Rehearsals began about 13 weeks prior to the performance and were broken down into three phases, the first being music. “You can’t have a musical if the kids can’t sing,” Mechelle laughed. Choreography and blocking (assigning characters’ placement on the stage during each scene) followed, and the final phase incorporated all the parts together on stage. As with everything in the production, rehearsals were a team effort. Mechelle taught the music and did the blocking, while Angee, who specializes in technical theater, worked on set design, costumes, lighting and sound. The students rehearsed about seven hours each week and learned valuable lessons about time management and organization along the way.
While the students were learning lines and notes, many other people joined in preparing for the show. Burl Sloan and some of his art students helped with sets. Some band students got to use their instruments in a setting other than the usual marching band and orchestra. Mechelle’s husband, Brian, and District Superintendent Scott Niven, designed the set and built it with the assistance of ROHS Principal Kevin Freels and Red Oak Independent School District (ROISD) School Board President John Hawkins. Stacy Stockdale and her graphic design classes created T-shirts, and Angee’s husband, Adam, who is a graphic designer, created posters and programs. Richard recruited a former Red Oak student and that student’s friend, along with an elementary school principal and two current students, to provide the music for the show.
Another benefit of the show was that Grease was the first major production in the school’s performing arts center, so school staff learned a lot about lighting and sound. Because of the high-tech nature of the audio/visual controls, students gained valuable experience in technical theater as they learned how to use them. Mechelle and her team hope to include even more students in the future, including using home economics students for costume design and graphic design students for publicity.
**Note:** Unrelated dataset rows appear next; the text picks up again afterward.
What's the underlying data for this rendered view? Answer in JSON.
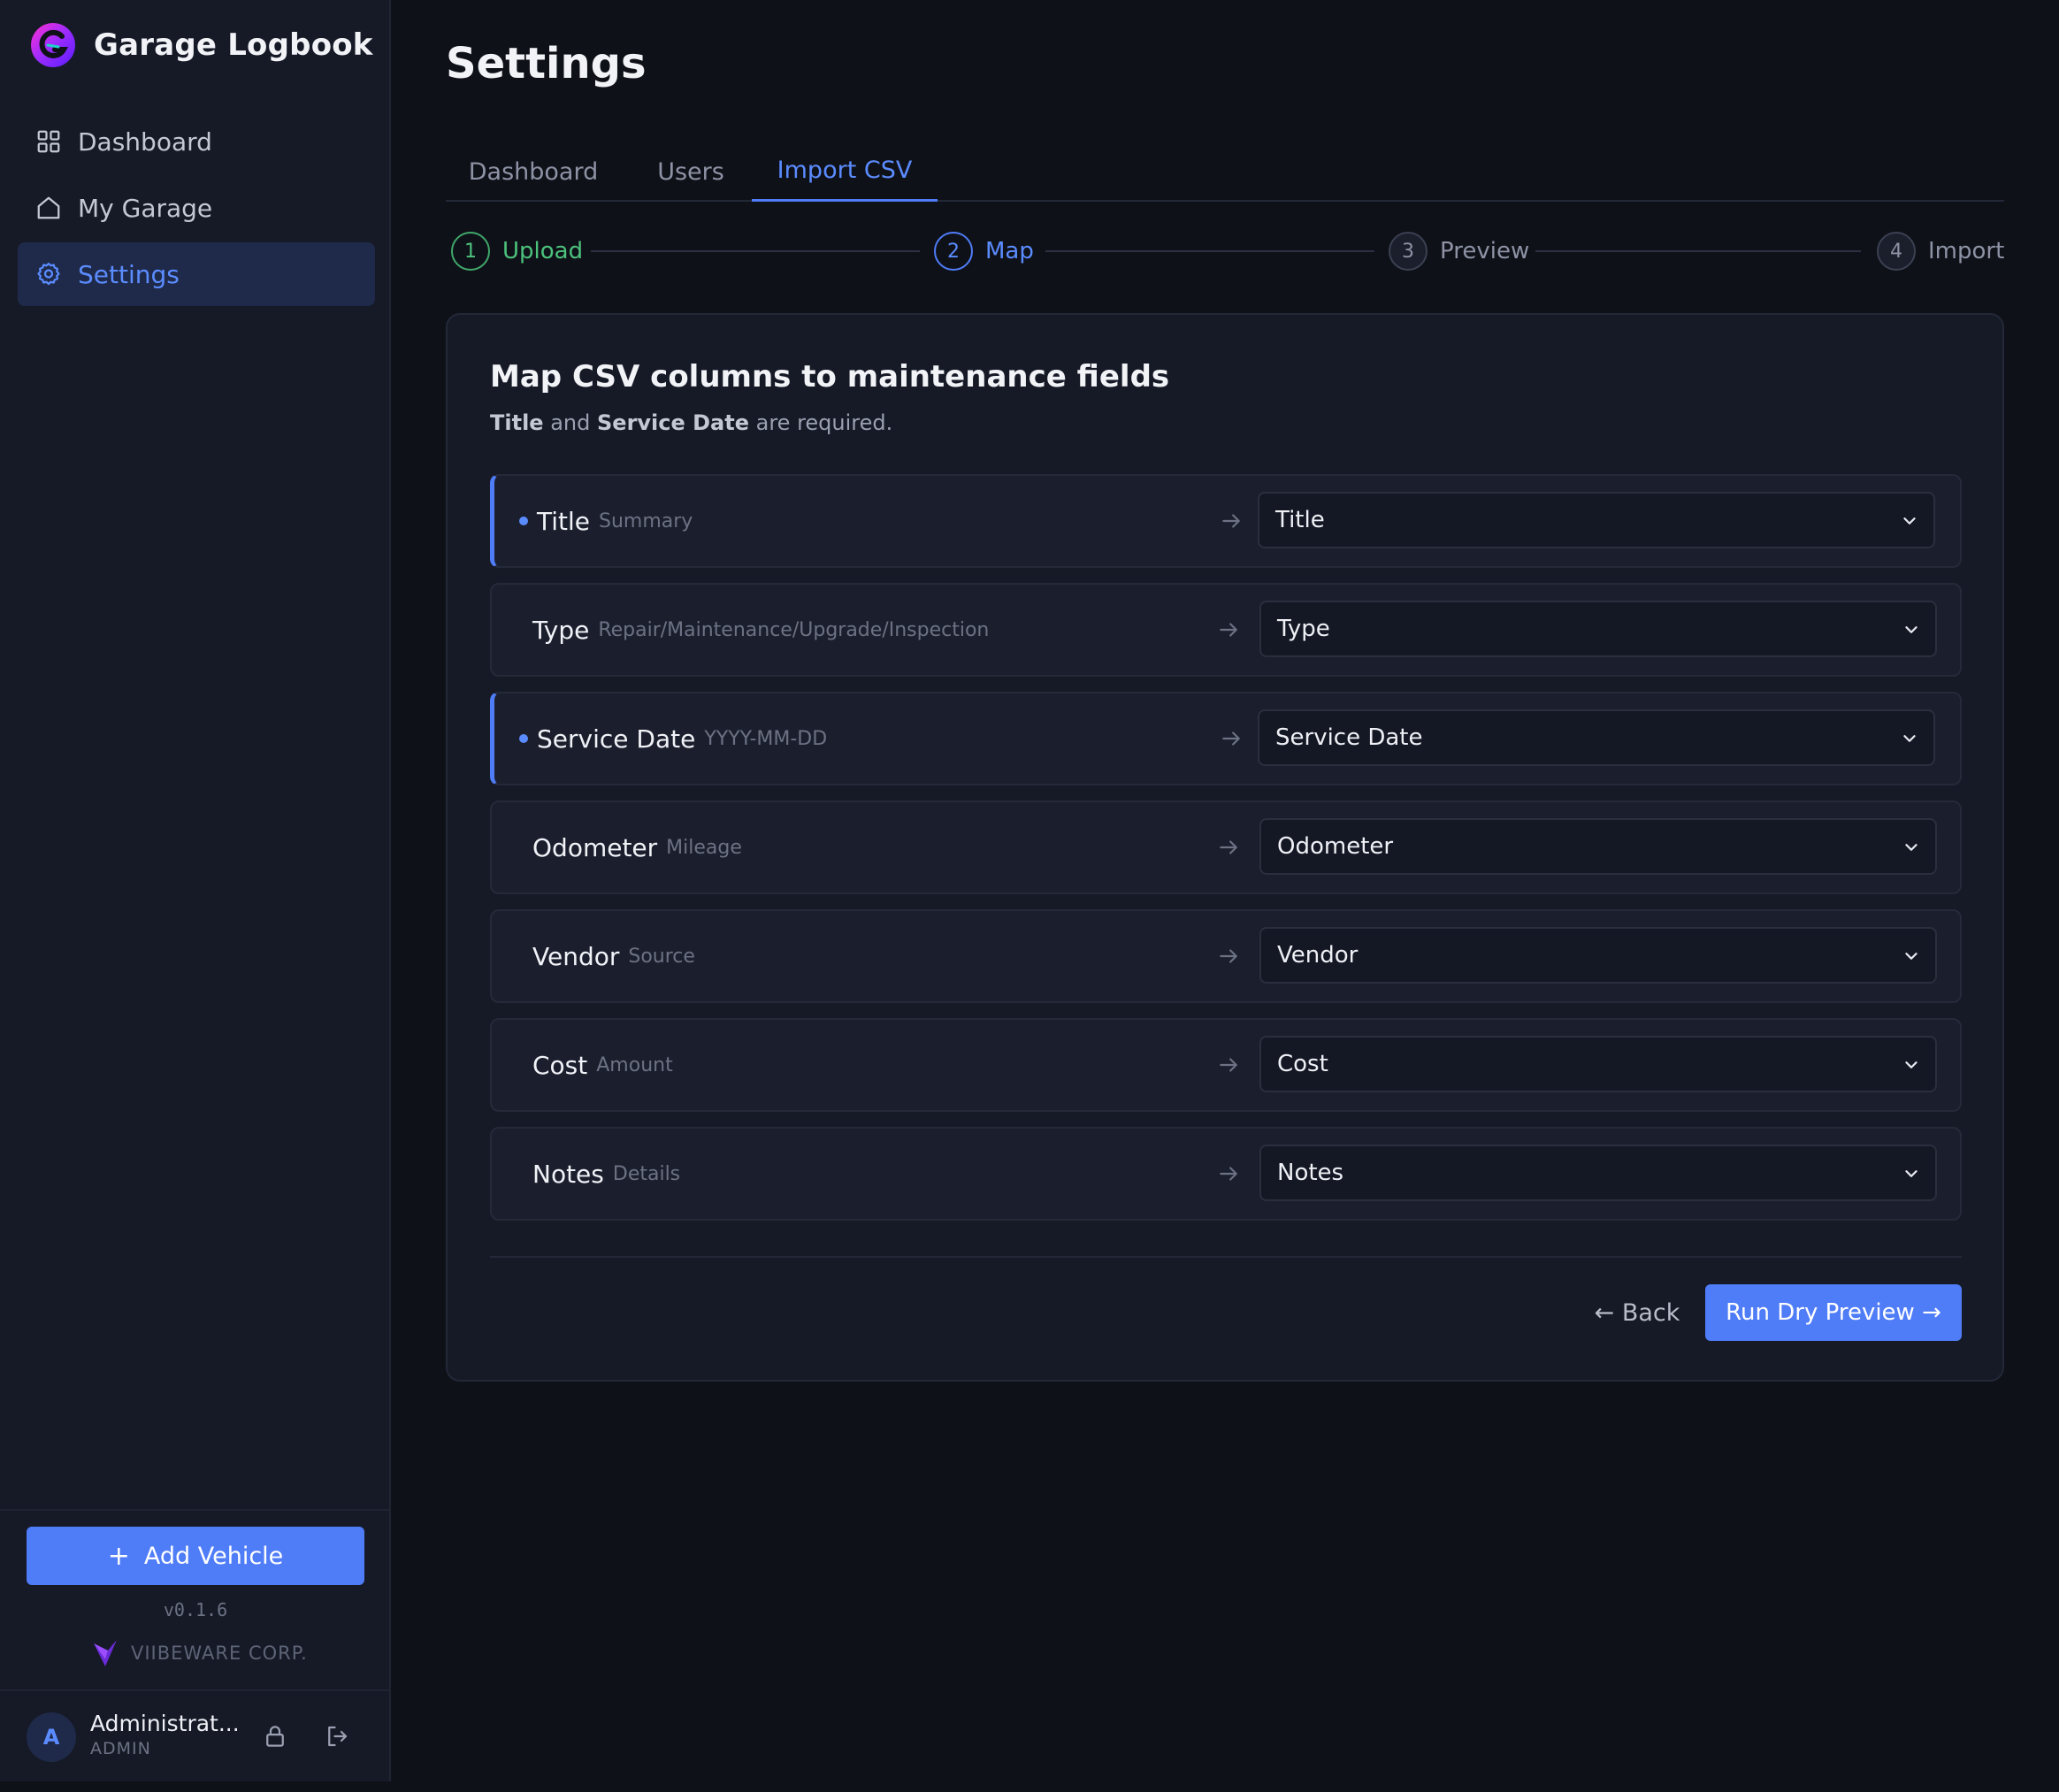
{
  "app": {
    "name": "Garage Logbook"
  },
  "sidebar": {
    "items": [
      {
        "label": "Dashboard",
        "icon": "grid-icon"
      },
      {
        "label": "My Garage",
        "icon": "home-icon"
      },
      {
        "label": "Settings",
        "icon": "gear-icon",
        "active": true
      }
    ],
    "add_vehicle_label": "Add Vehicle",
    "version": "v0.1.6",
    "corp": "VIIBEWARE CORP."
  },
  "user": {
    "avatar_initial": "A",
    "name": "Administrat...",
    "role": "ADMIN"
  },
  "page": {
    "title": "Settings"
  },
  "tabs": [
    {
      "label": "Dashboard"
    },
    {
      "label": "Users"
    },
    {
      "label": "Import CSV",
      "active": true
    }
  ],
  "steps": [
    {
      "number": "1",
      "label": "Upload",
      "state": "done"
    },
    {
      "number": "2",
      "label": "Map",
      "state": "current"
    },
    {
      "number": "3",
      "label": "Preview",
      "state": "todo"
    },
    {
      "number": "4",
      "label": "Import",
      "state": "todo"
    }
  ],
  "card": {
    "title": "Map CSV columns to maintenance fields",
    "sub_b1": "Title",
    "sub_t1": " and ",
    "sub_b2": "Service Date",
    "sub_t2": " are required."
  },
  "mappings": [
    {
      "field": "Title",
      "hint": "Summary",
      "value": "Title",
      "required": true
    },
    {
      "field": "Type",
      "hint": "Repair/Maintenance/Upgrade/Inspection",
      "value": "Type",
      "required": false
    },
    {
      "field": "Service Date",
      "hint": "YYYY-MM-DD",
      "value": "Service Date",
      "required": true
    },
    {
      "field": "Odometer",
      "hint": "Mileage",
      "value": "Odometer",
      "required": false
    },
    {
      "field": "Vendor",
      "hint": "Source",
      "value": "Vendor",
      "required": false
    },
    {
      "field": "Cost",
      "hint": "Amount",
      "value": "Cost",
      "required": false
    },
    {
      "field": "Notes",
      "hint": "Details",
      "value": "Notes",
      "required": false
    }
  ],
  "actions": {
    "back_label": "← Back",
    "run_label": "Run Dry Preview →"
  },
  "colors": {
    "accent": "#4f7cf7",
    "success": "#4cc27c",
    "background": "#0f1118",
    "surface": "#161a27"
  }
}
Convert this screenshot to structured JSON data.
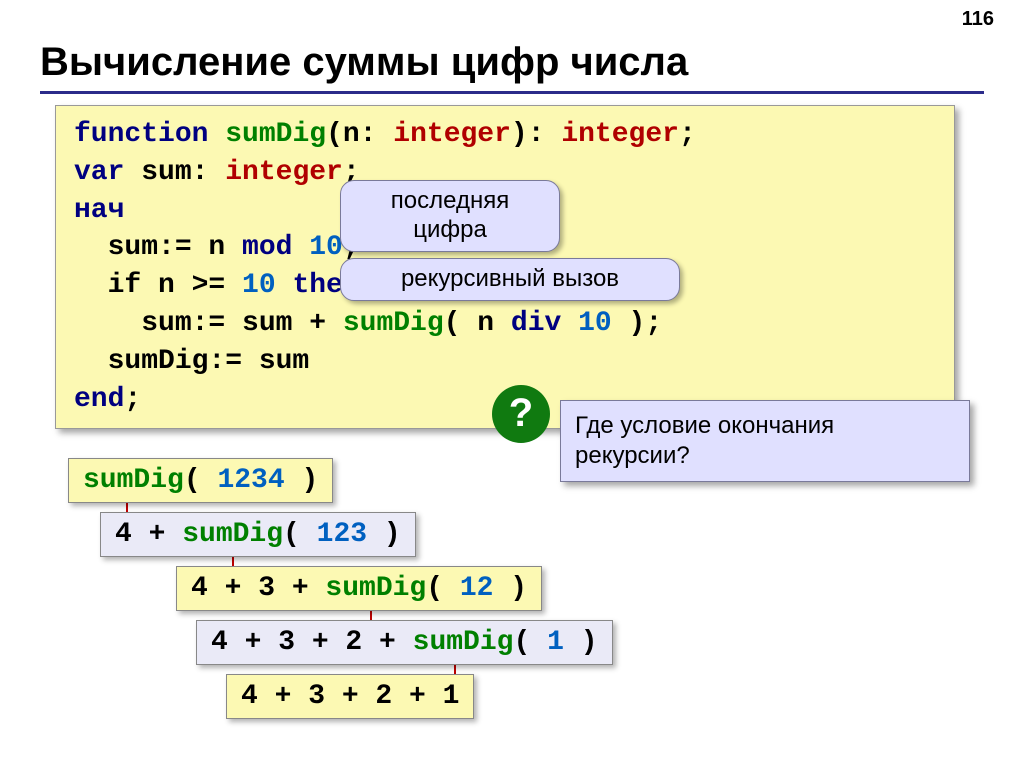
{
  "page_number": "116",
  "title": "Вычисление суммы цифр числа",
  "code": {
    "l1": {
      "t1": "function ",
      "t2": "sumDig",
      "t3": "(n: ",
      "t4": "integer",
      "t5": "): ",
      "t6": "integer",
      "t7": ";"
    },
    "l2": {
      "t1": "var ",
      "t2": "sum: ",
      "t3": "integer",
      "t4": ";"
    },
    "l3": {
      "t1": "нач"
    },
    "l4": {
      "t1": "  sum:= n ",
      "t2": "mod ",
      "t3": "10",
      "t4": ";"
    },
    "l5": {
      "t1": "  if n >= ",
      "t2": "10 ",
      "t3": "then"
    },
    "l6": {
      "t1": "    sum:= sum + ",
      "t2": "sumDig",
      "t3": "( n ",
      "t4": "div ",
      "t5": "10 ",
      "t6": ");"
    },
    "l7": {
      "t1": "  sumDig:= sum"
    },
    "l8": {
      "t1": "end",
      "t2": ";"
    }
  },
  "callouts": {
    "last_digit": "последняя цифра",
    "recursive": "рекурсивный вызов"
  },
  "question": {
    "mark": "?",
    "text": "Где условие окончания рекурсии?"
  },
  "steps": {
    "s1": {
      "a": "sumDig",
      "b": "( ",
      "c": "1234",
      "d": " )"
    },
    "s2": {
      "a": "4 + ",
      "b": "sumDig",
      "c": "( ",
      "d": "123",
      "e": " )"
    },
    "s3": {
      "a": "4 + 3 + ",
      "b": "sumDig",
      "c": "( ",
      "d": "12",
      "e": " )"
    },
    "s4": {
      "a": "4 + 3 + 2 + ",
      "b": "sumDig",
      "c": "( ",
      "d": "1",
      "e": " )"
    },
    "s5": {
      "a": "4 + 3 + 2 + 1"
    }
  }
}
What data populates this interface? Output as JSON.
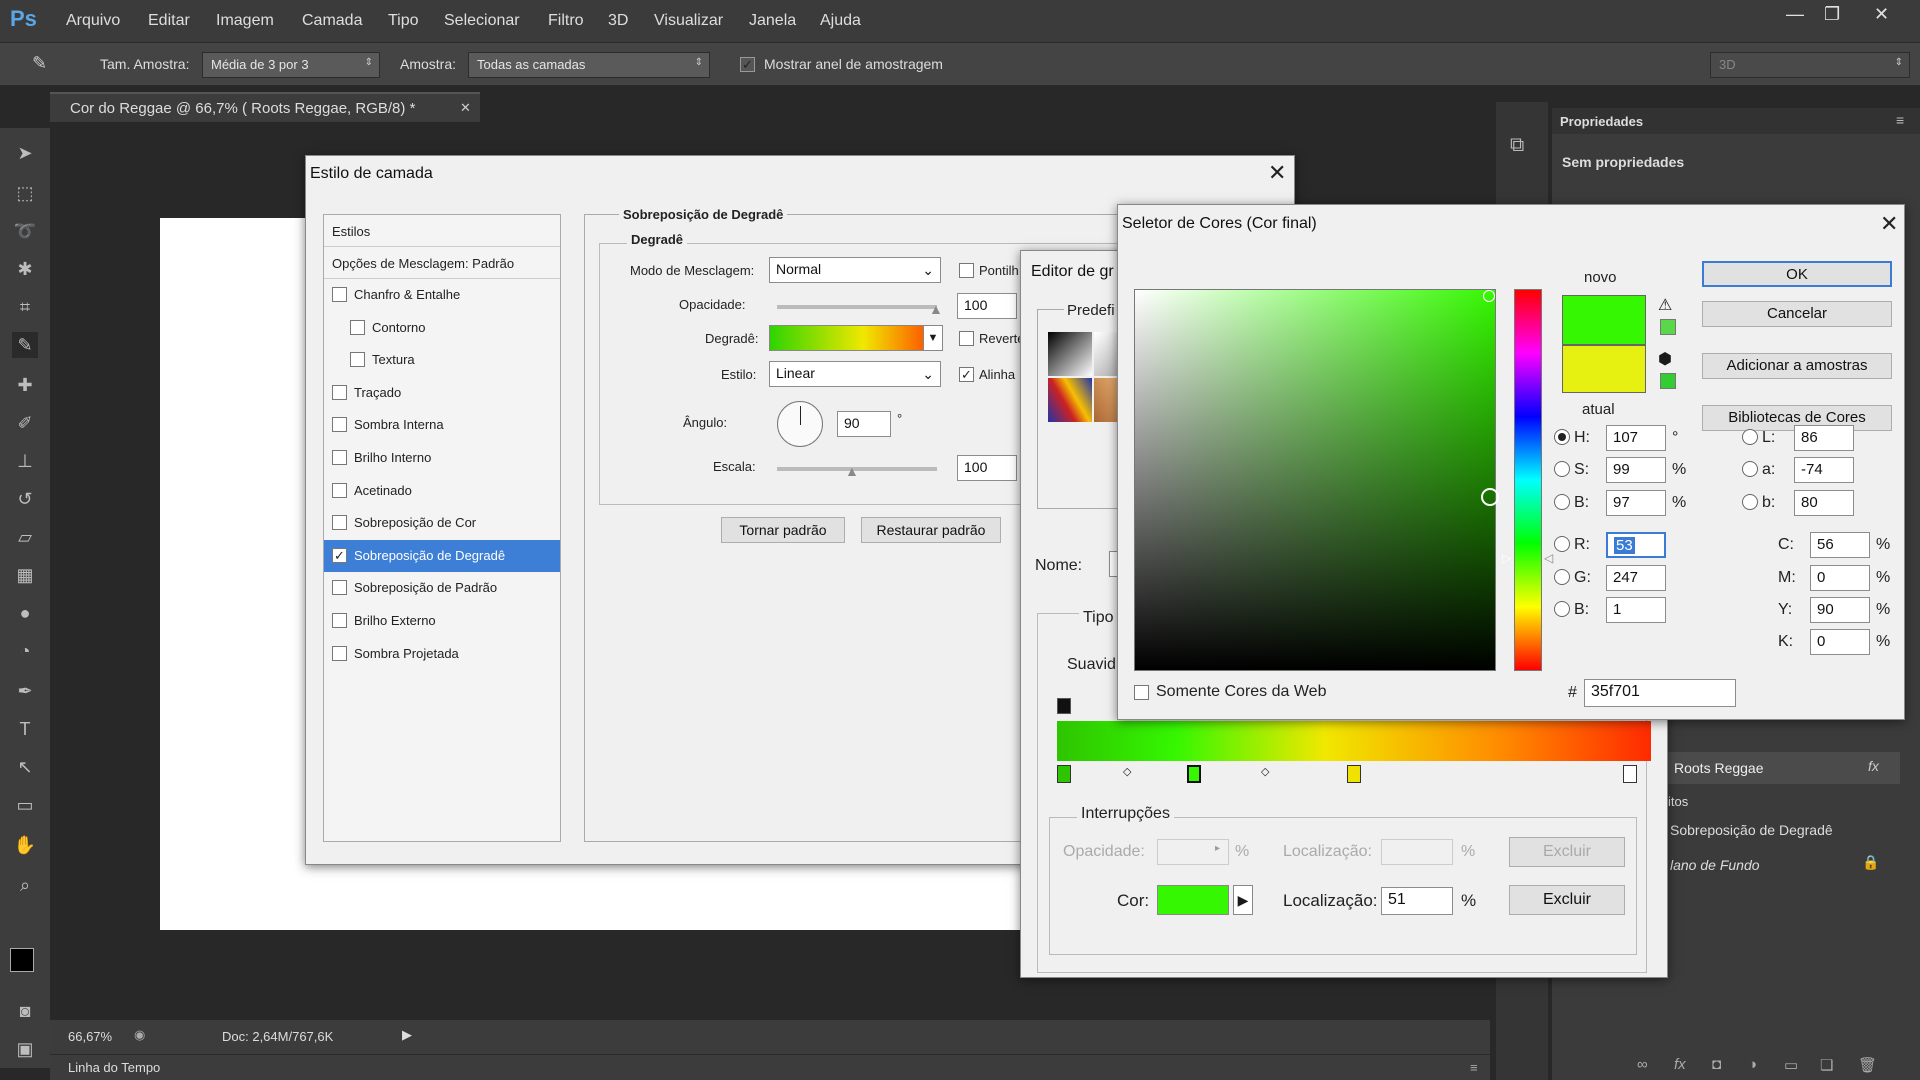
{
  "app": {
    "logo": "Ps",
    "menu": [
      "Arquivo",
      "Editar",
      "Imagem",
      "Camada",
      "Tipo",
      "Selecionar",
      "Filtro",
      "3D",
      "Visualizar",
      "Janela",
      "Ajuda"
    ]
  },
  "options": {
    "sample_size_label": "Tam. Amostra:",
    "sample_size_value": "Média de 3 por 3",
    "sample_label": "Amostra:",
    "sample_value": "Todas as camadas",
    "show_ring_label": "Mostrar anel de amostragem",
    "mode_3d": "3D"
  },
  "document": {
    "tab_title": "Cor do Reggae @ 66,7% (   Roots Reggae, RGB/8) *",
    "zoom": "66,67%",
    "doc_info": "Doc: 2,64M/767,6K"
  },
  "timeline": {
    "label": "Linha do Tempo"
  },
  "properties": {
    "tab": "Propriedades",
    "empty": "Sem propriedades"
  },
  "layers": {
    "roots": "Roots Reggae",
    "effects": "itos",
    "gradient_overlay": "Sobreposição de Degradê",
    "background": "lano de Fundo"
  },
  "layer_style": {
    "title": "Estilo de camada",
    "styles_header": "Estilos",
    "blend_options": "Opções de Mesclagem: Padrão",
    "items": [
      {
        "label": "Chanfro & Entalhe",
        "checked": false,
        "indent": false
      },
      {
        "label": "Contorno",
        "checked": false,
        "indent": true
      },
      {
        "label": "Textura",
        "checked": false,
        "indent": true
      },
      {
        "label": "Traçado",
        "checked": false,
        "indent": false
      },
      {
        "label": "Sombra Interna",
        "checked": false,
        "indent": false
      },
      {
        "label": "Brilho Interno",
        "checked": false,
        "indent": false
      },
      {
        "label": "Acetinado",
        "checked": false,
        "indent": false
      },
      {
        "label": "Sobreposição de Cor",
        "checked": false,
        "indent": false
      },
      {
        "label": "Sobreposição de Degradê",
        "checked": true,
        "indent": false,
        "selected": true
      },
      {
        "label": "Sobreposição de Padrão",
        "checked": false,
        "indent": false
      },
      {
        "label": "Brilho Externo",
        "checked": false,
        "indent": false
      },
      {
        "label": "Sombra Projetada",
        "checked": false,
        "indent": false
      }
    ],
    "section_title": "Sobreposição de Degradê",
    "sub_title": "Degradê",
    "blend_mode_label": "Modo de Mesclagem:",
    "blend_mode": "Normal",
    "dither_label": "Pontilh",
    "opacity_label": "Opacidade:",
    "opacity": "100",
    "gradient_label": "Degradê:",
    "reverse_label": "Reverte",
    "style_label": "Estilo:",
    "style": "Linear",
    "align_label": "Alinha",
    "angle_label": "Ângulo:",
    "angle": "90",
    "deg": "°",
    "scale_label": "Escala:",
    "scale": "100",
    "make_default": "Tornar padrão",
    "reset_default": "Restaurar padrão"
  },
  "gradient_editor": {
    "title": "Editor de gr",
    "presets": "Predefi",
    "name_label": "Nome:",
    "type_label": "Tipo",
    "smooth_label": "Suavid",
    "stops_legend": "Interrupções",
    "opacity_label": "Opacidade:",
    "pct": "%",
    "location_label": "Localização:",
    "location": "51",
    "delete": "Excluir",
    "color_label": "Cor:"
  },
  "color_picker": {
    "title": "Seletor de Cores (Cor final)",
    "new": "novo",
    "current": "atual",
    "ok": "OK",
    "cancel": "Cancelar",
    "add_swatch": "Adicionar a amostras",
    "libraries": "Bibliotecas de Cores",
    "web_only": "Somente Cores da Web",
    "hash": "#",
    "hex": "35f701",
    "fields": {
      "H": {
        "label": "H:",
        "value": "107",
        "unit": "°"
      },
      "S": {
        "label": "S:",
        "value": "99",
        "unit": "%"
      },
      "B": {
        "label": "B:",
        "value": "97",
        "unit": "%"
      },
      "R": {
        "label": "R:",
        "value": "53"
      },
      "G": {
        "label": "G:",
        "value": "247"
      },
      "Bl": {
        "label": "B:",
        "value": "1"
      },
      "L": {
        "label": "L:",
        "value": "86"
      },
      "a": {
        "label": "a:",
        "value": "-74"
      },
      "b": {
        "label": "b:",
        "value": "80"
      },
      "C": {
        "label": "C:",
        "value": "56",
        "unit": "%"
      },
      "M": {
        "label": "M:",
        "value": "0",
        "unit": "%"
      },
      "Y": {
        "label": "Y:",
        "value": "90",
        "unit": "%"
      },
      "K": {
        "label": "K:",
        "value": "0",
        "unit": "%"
      }
    }
  },
  "colors": {
    "new": "#35f701",
    "current": "#e6f011",
    "field_hue": "#35f701"
  }
}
Mechelle believes it was everyone’s combined efforts that paid off in a great show. In fact, many are already asking what show they will do next year. No decisions have been made, but since students are aware of current musicals like Rent, Hairspray and others, Mechelle would like to introduce them to the classics. “A lot of recent musicals focus on a certain voice type and range, especially the alto and tenor lines, and I want to give other voice types a chance to show what they can do. Also, I want the students to understand how the older musicals built the foundation for today’s musical theater,” Mechelle explained.
The show’s success was rewarding, but Mechelle pointed to other important benefits of students’ participation, too. “The experience the students gained extends far beyond fine arts. These kids can grow beyond sitting in classes and actually see what it’s all about,” she said. “My biggest goal is to put tools out there for my students, teach them how to use them, give them the opportunity to use them, and then let them decide what they want to do.” It is always exciting for Mechelle when students want to major in music. If she can give them a love of music, confidence and stage presence, “it will carry over and be a positive influence on other parts of their lives.” And that, she believes, is truly hitting her mark.
Written by Jeremy Agor